The accordion method, reviewed: I’m less excited about this one. Even though the video is so cool, this is one of those situations where when you try it at home, it just doesn’t look like the video. This type of cut requires much more precision than the Hasselback squares and there was much less room for error. If the cuts aren’t perfectly spaced or if you accidentally cut all the way through the plank, you’re back at square one.
I had about 10 planks to try this with, and I successfully made two accordions (which, if I’m being honest with myself, don’t even look that good compared to how they look in the video). Trying to cut these was extremely stressful (remember playing Operation? Trying not to exhale? That’s how it felt). Even though I’m pretty confident with my knife skills, I struggled with this one — and so did my ego. And for all that work, they didn’t roast up nicely at all. Well, now I can say that I’ve tried it once and will not be returning.

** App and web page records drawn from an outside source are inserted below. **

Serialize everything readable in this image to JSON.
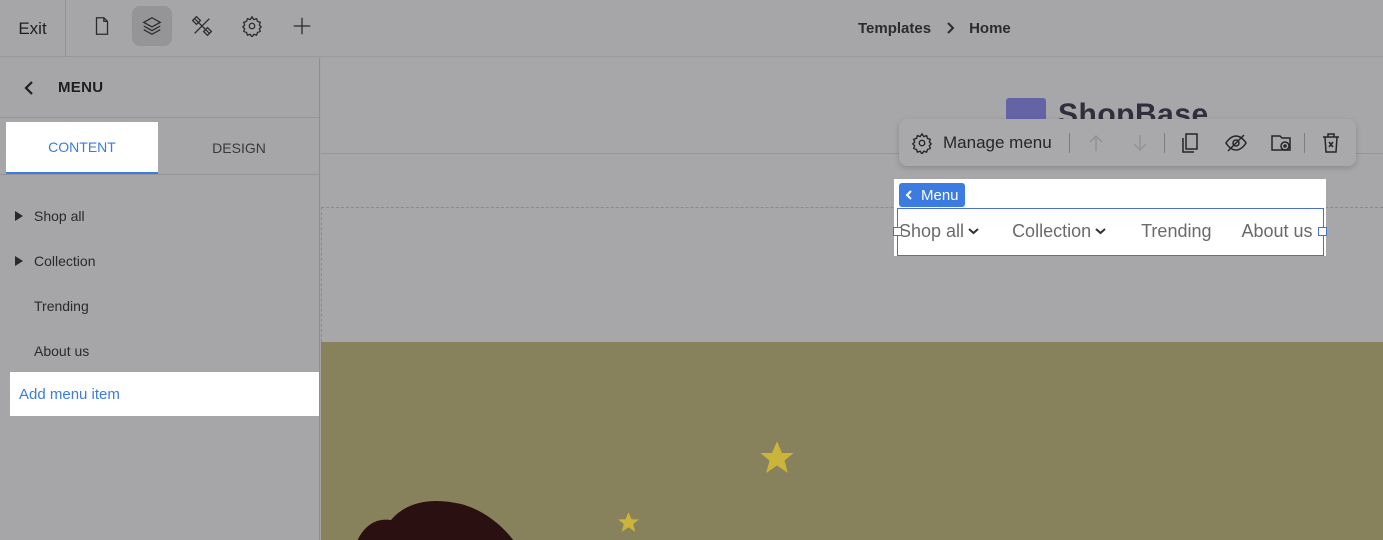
{
  "topbar": {
    "exit_label": "Exit",
    "tools": [
      "page-icon",
      "layers-icon",
      "design-tools-icon",
      "gear-icon",
      "plus-icon"
    ],
    "active_tool": "layers-icon",
    "breadcrumb": {
      "parent": "Templates",
      "current": "Home"
    }
  },
  "sidebar": {
    "title": "MENU",
    "tabs": {
      "content": "CONTENT",
      "design": "DESIGN",
      "active": "CONTENT"
    },
    "items": [
      {
        "label": "Shop all",
        "has_children": true
      },
      {
        "label": "Collection",
        "has_children": true
      },
      {
        "label": "Trending",
        "has_children": false
      },
      {
        "label": "About us",
        "has_children": false
      }
    ],
    "add_item_label": "Add menu item"
  },
  "canvas": {
    "logo_text": "ShopBase",
    "toolbar": {
      "manage_label": "Manage menu",
      "icons": [
        "arrow-up-icon",
        "arrow-down-icon",
        "duplicate-icon",
        "hide-icon",
        "add-section-icon",
        "delete-icon"
      ]
    },
    "menu_badge": "Menu",
    "nav": {
      "items": [
        {
          "label": "Shop all",
          "dropdown": true
        },
        {
          "label": "Collection",
          "dropdown": true
        },
        {
          "label": "Trending",
          "dropdown": false
        },
        {
          "label": "About us",
          "dropdown": false
        }
      ]
    }
  },
  "colors": {
    "accent": "#3b7be2",
    "overlay": "#a6a6a8",
    "hero": "#87825b",
    "star": "#cbb43a"
  }
}
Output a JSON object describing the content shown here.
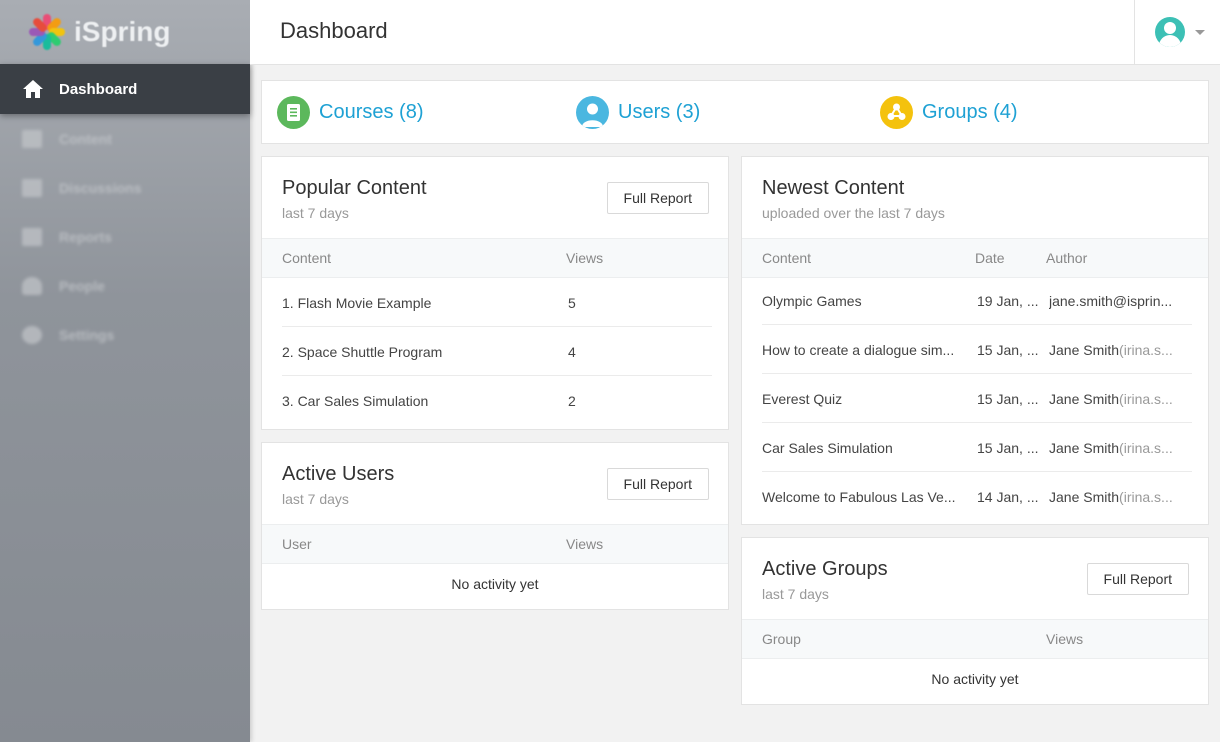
{
  "brand": {
    "name": "iSpring"
  },
  "sidebar": {
    "items": [
      {
        "label": "Dashboard",
        "icon": "home-icon",
        "active": true
      },
      {
        "label": "Content",
        "icon": "content-icon"
      },
      {
        "label": "Discussions",
        "icon": "discussions-icon"
      },
      {
        "label": "Reports",
        "icon": "reports-icon"
      },
      {
        "label": "People",
        "icon": "people-icon"
      },
      {
        "label": "Settings",
        "icon": "settings-icon"
      }
    ]
  },
  "header": {
    "title": "Dashboard"
  },
  "summary": {
    "courses": "Courses (8)",
    "users": "Users (3)",
    "groups": "Groups (4)"
  },
  "colors": {
    "courses": "#5cb85c",
    "users": "#4ab7e0",
    "groups": "#f4c20d",
    "link": "#1ea1d4"
  },
  "popular": {
    "title": "Popular Content",
    "subtitle": "last 7 days",
    "button": "Full Report",
    "col_content": "Content",
    "col_views": "Views",
    "rows": [
      {
        "content": "1. Flash Movie Example",
        "views": "5"
      },
      {
        "content": "2. Space Shuttle Program",
        "views": "4"
      },
      {
        "content": "3. Car Sales Simulation",
        "views": "2"
      }
    ]
  },
  "active_users": {
    "title": "Active Users",
    "subtitle": "last 7 days",
    "button": "Full Report",
    "col_user": "User",
    "col_views": "Views",
    "empty": "No activity yet"
  },
  "newest": {
    "title": "Newest Content",
    "subtitle": "uploaded over the last 7 days",
    "col_content": "Content",
    "col_date": "Date",
    "col_author": "Author",
    "rows": [
      {
        "content": "Olympic Games",
        "date": "19 Jan, ...",
        "author": "jane.smith@isprin...",
        "author_extra": ""
      },
      {
        "content": "How to create a dialogue sim...",
        "date": "15 Jan, ...",
        "author": "Jane Smith",
        "author_extra": "(irina.s..."
      },
      {
        "content": "Everest Quiz",
        "date": "15 Jan, ...",
        "author": "Jane Smith",
        "author_extra": "(irina.s..."
      },
      {
        "content": "Car Sales Simulation",
        "date": "15 Jan, ...",
        "author": "Jane Smith",
        "author_extra": "(irina.s..."
      },
      {
        "content": "Welcome to Fabulous Las Ve...",
        "date": "14 Jan, ...",
        "author": "Jane Smith",
        "author_extra": "(irina.s..."
      }
    ]
  },
  "active_groups": {
    "title": "Active Groups",
    "subtitle": "last 7 days",
    "button": "Full Report",
    "col_group": "Group",
    "col_views": "Views",
    "empty": "No activity yet"
  }
}
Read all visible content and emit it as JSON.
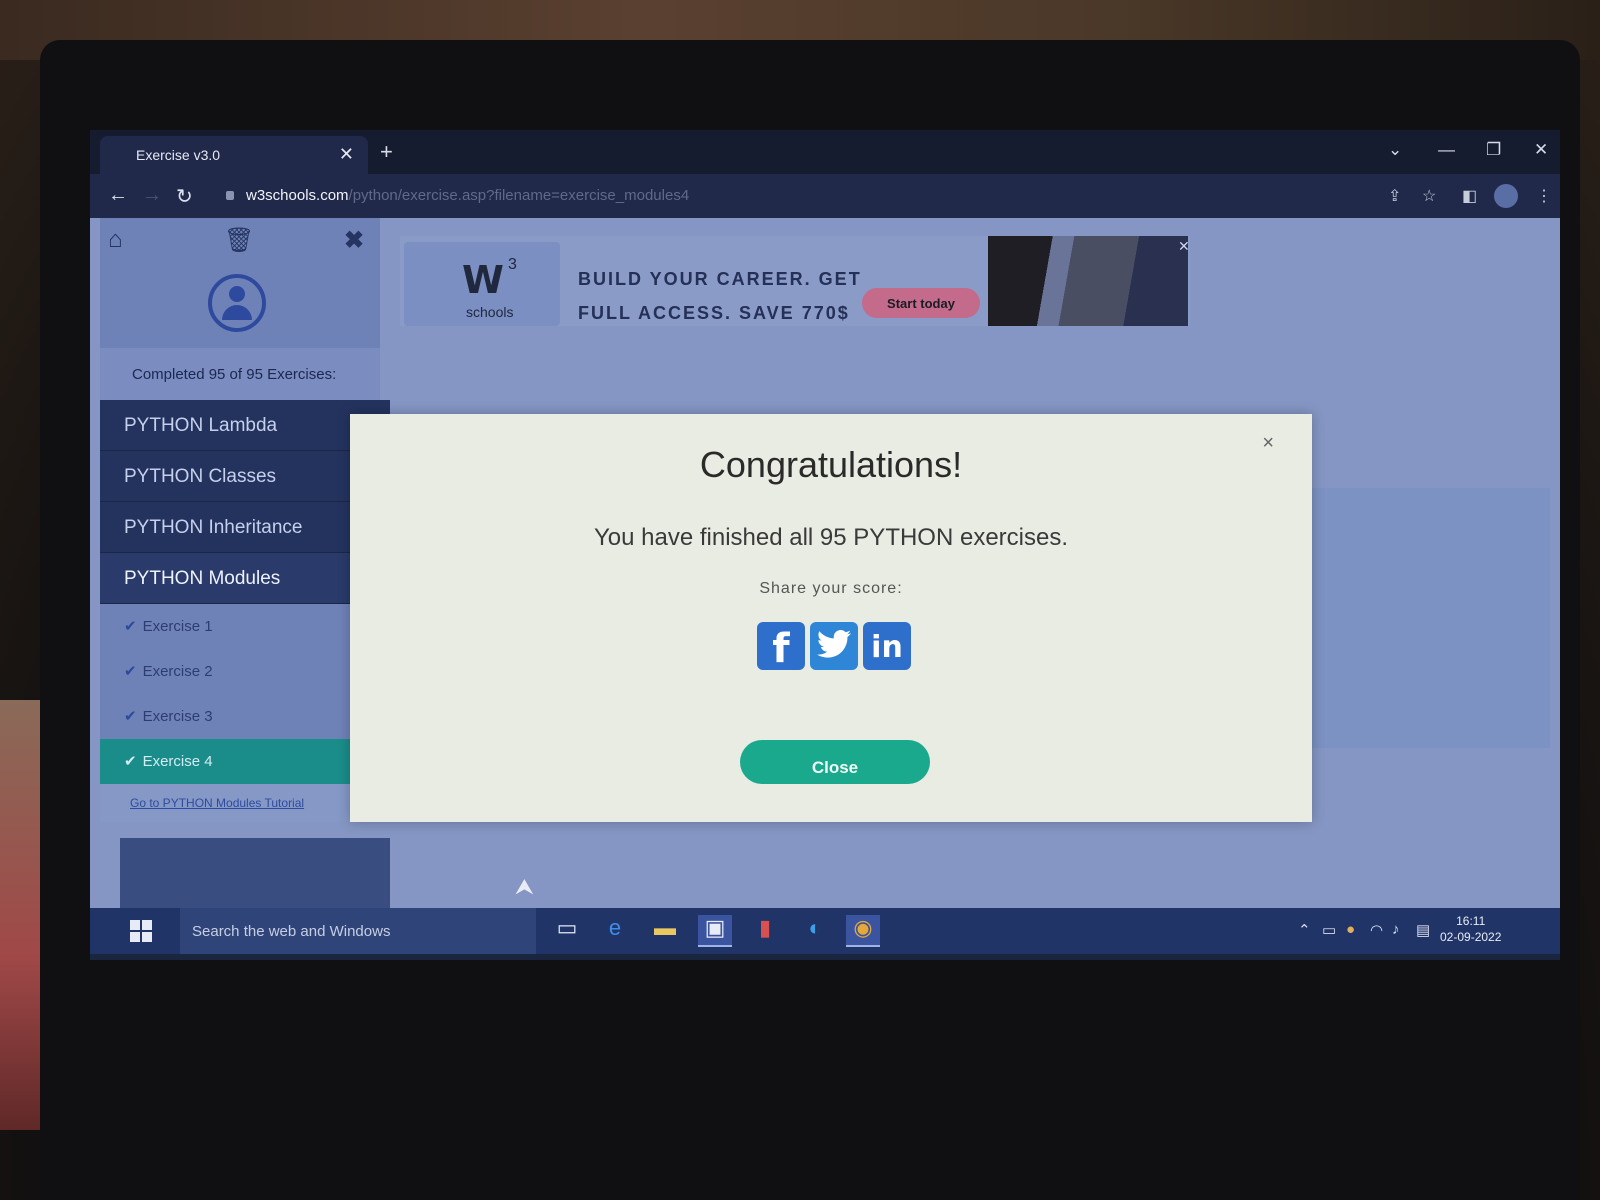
{
  "browser": {
    "tab_title": "Exercise v3.0",
    "url_host": "w3schools.com",
    "url_path": "/python/exercise.asp?filename=exercise_modules4"
  },
  "sidebar": {
    "completed_text": "Completed 95 of 95 Exercises:",
    "menu": [
      {
        "label": "PYTHON Lambda"
      },
      {
        "label": "PYTHON Classes"
      },
      {
        "label": "PYTHON Inheritance"
      },
      {
        "label": "PYTHON Modules"
      }
    ],
    "exercises": [
      "Exercise 1",
      "Exercise 2",
      "Exercise 3",
      "Exercise 4"
    ],
    "tutorial_link": "Go to PYTHON Modules Tutorial"
  },
  "ad": {
    "brand_top": "3",
    "brand_bottom": "schools",
    "line1": "BUILD YOUR CAREER. GET",
    "line2": "FULL ACCESS. SAVE 770$",
    "cta": "Start today"
  },
  "modal": {
    "title": "Congratulations!",
    "message": "You have finished all 95 PYTHON exercises.",
    "share_label": "Share your score:",
    "close_label": "Close",
    "close_x": "×"
  },
  "taskbar": {
    "search_placeholder": "Search the web and Windows",
    "time": "16:11",
    "date": "02-09-2022"
  },
  "colors": {
    "accent": "#1aa98c",
    "selected_exercise": "#1a8d8a",
    "social_blue": "#2f6fcc"
  }
}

One smart change: Let’s go back to the Hasselback squares for a minute. My chef instructor from culinary school is in my ear right now reminding me that you should never roast at high temperatures with butter (the smoke point isn’t high enough), and frankly, he’s right. Even though I loved the preparation of these potatoes, there are some changes I’d make to the garlic butter situation. There’s no reason to roast a butter sauce with fresh herbs, minced garlic, and grated Parm for upwards of 40 minutes in a 400°F oven. All of these ingredients cannot withstand high heat for this long. I had some charred bits from this sauce on the sheet pan and on the taters.
So, because I wake up every morning and strive for nothing short of spud perfection (plus, these Hasselback squares might be my entire, brand-new personality), I decided to make them again with some changes. Instead of roasting the squares in the butter, I instead tossed them in olive oil, salt and pepper and let them get nice and crispy for about 35 minutes, flipping halfway through. When they were golden brown and just about done roasting, I brushed them with the garlic butter sauce and popped ’em back in the oven for just 5 minutes. This way, those fragile ingredients were in the oven for just a few minutes, which is just enough time to soften the garlic and impart a rich, herby, buttery flavor.
4 Things You Should Know About Making These Potatoes
- Try the squares, skip the accordions. Hopefully I’ve already made this point pretty clear, but my overall suggestion is to make the Hasselback squares and skip the accordions (I mean sure, go ahead and try it, but don’t call me when you want to rip your entire head of hair out).
- Save the garlic butter sauce for the end and instead roast your potatoes in oil, salt, and pepper. This lets them get nice and crispy first, and you’ll still be finishing ‘em off with the flavorful butter sauce. This will also save you the heartache of scraping burnt bits of garlic and herbs off your potatoes.
- Increase your oven temperature. In the video, the recommended temperature is 400°F, but I think you need it to be at at least 425°F to get a nice golden brown exterior. Every oven is different, so make sure to rotate your pans to promote even cooking and continually check on your potatoes.
- ROAST YOUR SCRAPS. If there’s one tip in here that you listen to, I hope it’s this one. There is a lot of trimming going on with these cuts which means that there’s going to be ‘tater scraps. There is no reason why you shouldn’t throw these scraps on a sheet tray, toss them in oil, salt, and pepper and roast ‘em up. In this house, we do not throw away perfectly fine potatoes, and you shouldn’t either. *Sung to the tune of Lee Ann Womack’s hit single “I Hope You Dance,”* I hope you roast your scraps!